  • Date:2024-02-29
Lee Ching-hai

Chinese Name: 李清海

Born: 1941

Place of Birth: Kinmen


Did You Know That…?

Lee Ching-hai was the recipient of the 3rd Kinmen Cultural Awards in 2019. In 2022, he was recognized by the Ministry of Culture (MOC) as a preserver of important cultural heritage (stucco and plasterwork technique). 

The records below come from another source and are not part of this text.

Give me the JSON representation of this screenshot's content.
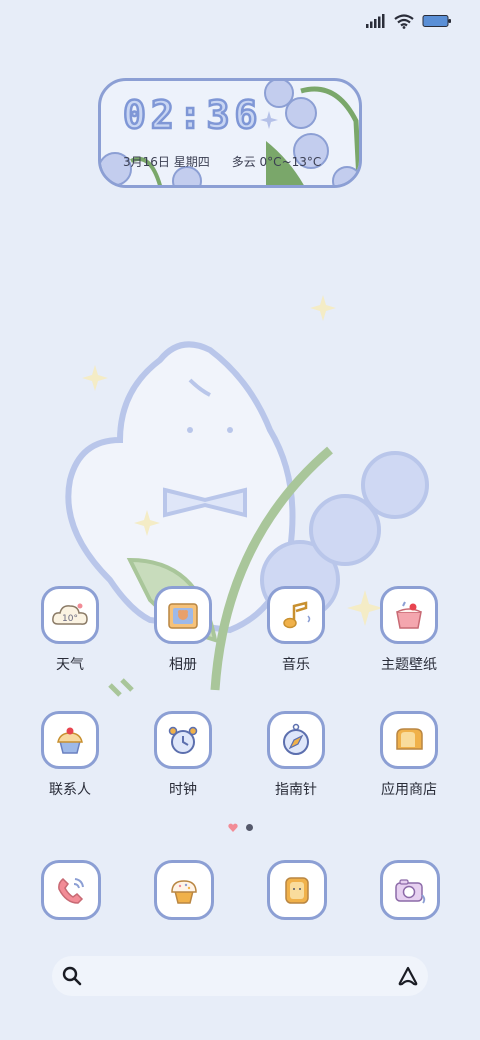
{
  "clock": {
    "time": "02:36",
    "date": "3月16日 星期四",
    "weather": "多云 0°C~13°C"
  },
  "weather_icon_temp": "10°",
  "apps": [
    {
      "label": "天气",
      "icon": "weather-cloud-icon"
    },
    {
      "label": "相册",
      "icon": "photo-album-icon"
    },
    {
      "label": "音乐",
      "icon": "music-note-icon"
    },
    {
      "label": "主题壁纸",
      "icon": "cake-icon"
    },
    {
      "label": "联系人",
      "icon": "cupcake-icon"
    },
    {
      "label": "时钟",
      "icon": "alarm-clock-icon"
    },
    {
      "label": "指南针",
      "icon": "compass-icon"
    },
    {
      "label": "应用商店",
      "icon": "toast-icon"
    }
  ],
  "dock": [
    {
      "icon": "phone-icon"
    },
    {
      "icon": "muffin-icon"
    },
    {
      "icon": "toast-bread-icon"
    },
    {
      "icon": "camera-icon"
    }
  ],
  "page_indicator": {
    "pages": 2,
    "current": 1
  },
  "colors": {
    "background": "#e7edf8",
    "tile_border": "#8c9fd4",
    "accent_pink": "#f28c96"
  }
}
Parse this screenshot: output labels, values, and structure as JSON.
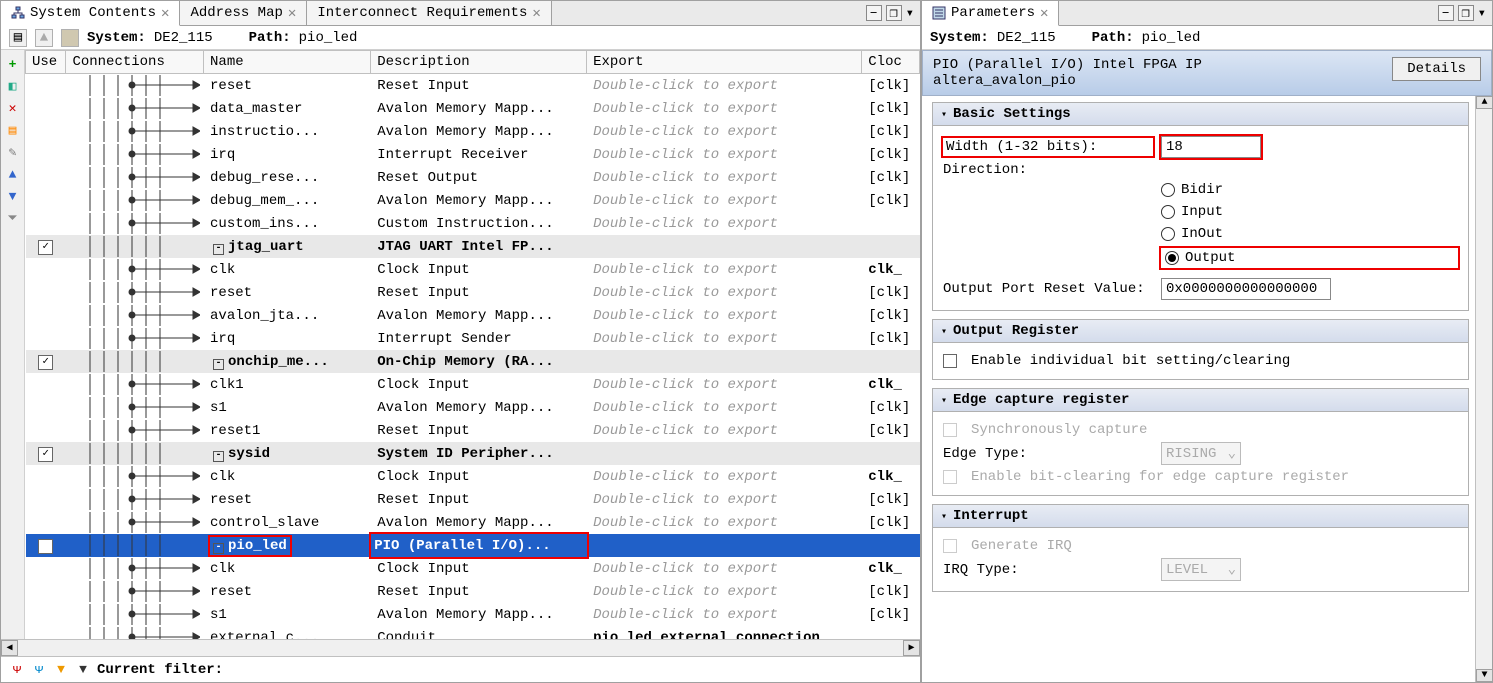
{
  "tabs": {
    "left": [
      {
        "label": "System Contents",
        "active": true,
        "icon": "hierarchy-icon"
      },
      {
        "label": "Address Map",
        "active": false,
        "icon": null
      },
      {
        "label": "Interconnect Requirements",
        "active": false,
        "icon": null
      }
    ],
    "right": [
      {
        "label": "Parameters",
        "active": true,
        "icon": "params-icon"
      }
    ]
  },
  "left_path": {
    "system_label": "System:",
    "system_value": "DE2_115",
    "path_label": "Path:",
    "path_value": "pio_led"
  },
  "columns": {
    "use": "Use",
    "conn": "Connections",
    "name": "Name",
    "desc": "Description",
    "export": "Export",
    "clock": "Cloc"
  },
  "export_hint": "Double-click to export",
  "rows": [
    {
      "kind": "sub",
      "name": "reset",
      "desc": "Reset Input",
      "clock": "[clk]",
      "export_hint": true
    },
    {
      "kind": "sub",
      "name": "data_master",
      "desc": "Avalon Memory Mapp...",
      "clock": "[clk]",
      "export_hint": true
    },
    {
      "kind": "sub",
      "name": "instructio...",
      "desc": "Avalon Memory Mapp...",
      "clock": "[clk]",
      "export_hint": true
    },
    {
      "kind": "sub",
      "name": "irq",
      "desc": "Interrupt Receiver",
      "clock": "[clk]",
      "export_hint": true
    },
    {
      "kind": "sub",
      "name": "debug_rese...",
      "desc": "Reset Output",
      "clock": "[clk]",
      "export_hint": true
    },
    {
      "kind": "sub",
      "name": "debug_mem_...",
      "desc": "Avalon Memory Mapp...",
      "clock": "[clk]",
      "export_hint": true
    },
    {
      "kind": "sub",
      "name": "custom_ins...",
      "desc": "Custom Instruction...",
      "clock": "",
      "export_hint": true
    },
    {
      "kind": "parent",
      "checked": true,
      "name": "jtag_uart",
      "desc": "JTAG UART Intel FP...",
      "clock": "",
      "export_hint": false
    },
    {
      "kind": "sub",
      "name": "clk",
      "desc": "Clock Input",
      "clock": "clk_",
      "clock_bold": true,
      "export_hint": true
    },
    {
      "kind": "sub",
      "name": "reset",
      "desc": "Reset Input",
      "clock": "[clk]",
      "export_hint": true
    },
    {
      "kind": "sub",
      "name": "avalon_jta...",
      "desc": "Avalon Memory Mapp...",
      "clock": "[clk]",
      "export_hint": true
    },
    {
      "kind": "sub",
      "name": "irq",
      "desc": "Interrupt Sender",
      "clock": "[clk]",
      "export_hint": true
    },
    {
      "kind": "parent",
      "checked": true,
      "name": "onchip_me...",
      "desc": "On-Chip Memory (RA...",
      "clock": "",
      "export_hint": false
    },
    {
      "kind": "sub",
      "name": "clk1",
      "desc": "Clock Input",
      "clock": "clk_",
      "clock_bold": true,
      "export_hint": true
    },
    {
      "kind": "sub",
      "name": "s1",
      "desc": "Avalon Memory Mapp...",
      "clock": "[clk]",
      "export_hint": true
    },
    {
      "kind": "sub",
      "name": "reset1",
      "desc": "Reset Input",
      "clock": "[clk]",
      "export_hint": true
    },
    {
      "kind": "parent",
      "checked": true,
      "name": "sysid",
      "desc": "System ID Peripher...",
      "clock": "",
      "export_hint": false
    },
    {
      "kind": "sub",
      "name": "clk",
      "desc": "Clock Input",
      "clock": "clk_",
      "clock_bold": true,
      "export_hint": true
    },
    {
      "kind": "sub",
      "name": "reset",
      "desc": "Reset Input",
      "clock": "[clk]",
      "export_hint": true
    },
    {
      "kind": "sub",
      "name": "control_slave",
      "desc": "Avalon Memory Mapp...",
      "clock": "[clk]",
      "export_hint": true
    },
    {
      "kind": "selected",
      "checked": true,
      "name": "pio_led",
      "desc": "PIO (Parallel I/O)...",
      "clock": "",
      "export_hint": false
    },
    {
      "kind": "sub",
      "name": "clk",
      "desc": "Clock Input",
      "clock": "clk_",
      "clock_bold": true,
      "export_hint": true
    },
    {
      "kind": "sub",
      "name": "reset",
      "desc": "Reset Input",
      "clock": "[clk]",
      "export_hint": true
    },
    {
      "kind": "sub",
      "name": "s1",
      "desc": "Avalon Memory Mapp...",
      "clock": "[clk]",
      "export_hint": true
    },
    {
      "kind": "sub",
      "name": "external_c...",
      "desc": "Conduit",
      "clock": "",
      "export": "pio_led_external_connection"
    }
  ],
  "filter_label": "Current filter:",
  "right_path": {
    "system_label": "System:",
    "system_value": "DE2_115",
    "path_label": "Path:",
    "path_value": "pio_led"
  },
  "ip_header": {
    "line1": "PIO (Parallel I/O) Intel FPGA IP",
    "line2": "altera_avalon_pio",
    "details": "Details"
  },
  "groups": {
    "basic": {
      "title": "Basic Settings",
      "width_label": "Width (1-32 bits):",
      "width_value": "18",
      "direction_label": "Direction:",
      "directions": [
        "Bidir",
        "Input",
        "InOut",
        "Output"
      ],
      "direction_selected": "Output",
      "reset_label": "Output Port Reset Value:",
      "reset_value": "0x0000000000000000"
    },
    "output_reg": {
      "title": "Output Register",
      "enable_label": "Enable individual bit setting/clearing"
    },
    "edge": {
      "title": "Edge capture register",
      "sync_label": "Synchronously capture",
      "edge_type_label": "Edge Type:",
      "edge_type_value": "RISING",
      "bitclear_label": "Enable bit-clearing for edge capture register"
    },
    "interrupt": {
      "title": "Interrupt",
      "gen_label": "Generate IRQ",
      "irq_type_label": "IRQ Type:",
      "irq_type_value": "LEVEL"
    }
  }
}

Lee Ching-hai is a master in stucco work. When he was 20 years old, he met his mentor Lee Si-ruei (李錫蚋) from Kinmen, and learned traditional construction methods. Then, he participated in various projects, including the construction and maintenance of temples and traditional houses. Along the way, he picked up several traditional techniques such as the methods of making “swallowtail ridges (燕尾脊)” and “horsebacks (馬背).” Later, he struck out on his own and took charge of monument restoration projects, including the cases of Shanhou Folk Culture Village (山后民俗村), Zhuzi Shrine (朱子祠), and Shuangli Temple (雙鯉古地廟), covering almost all of the traditional houses in Kinmen.


Lee is known for making roof ridges. By creating smooth curves on the ridges and forming swallowtails at the end of the roofs, he skillfully demonstrates the architectural aesthetics of Tong’an District (同安) across the Taiwan Strait. He is now one of the most important craftsmen in the restoration of monuments in the Kinmen area. In 2023, he was verified by the MOC as a preserver of important cultural heritage, also known as the “National Living Treasure.”


In 1991, Lee’s two sons returned to Kinmen successively after completing their studies and joined his team. For Lee, having his sons working together with him and continuing his legacy is the most delightful thing. 


Invited by the MOC and the Cultural Affairs Bureau of Kinmen County, Lee was appointed to teach at the China University of Technology (中國科技大學) and conduct seminars on the restoration techniques of traditional buildings in Kinmen. He also served as a monument examination committee member for the MOC and the Kinmen National Park, providing practical advice and guidance. He has taken on 12 students as apprentices, the only group of apprentices he has ever mentored, hoping that the techniques he possesses will be passed on to future generations. 


(Photo courtesy of Lee Ching-hai)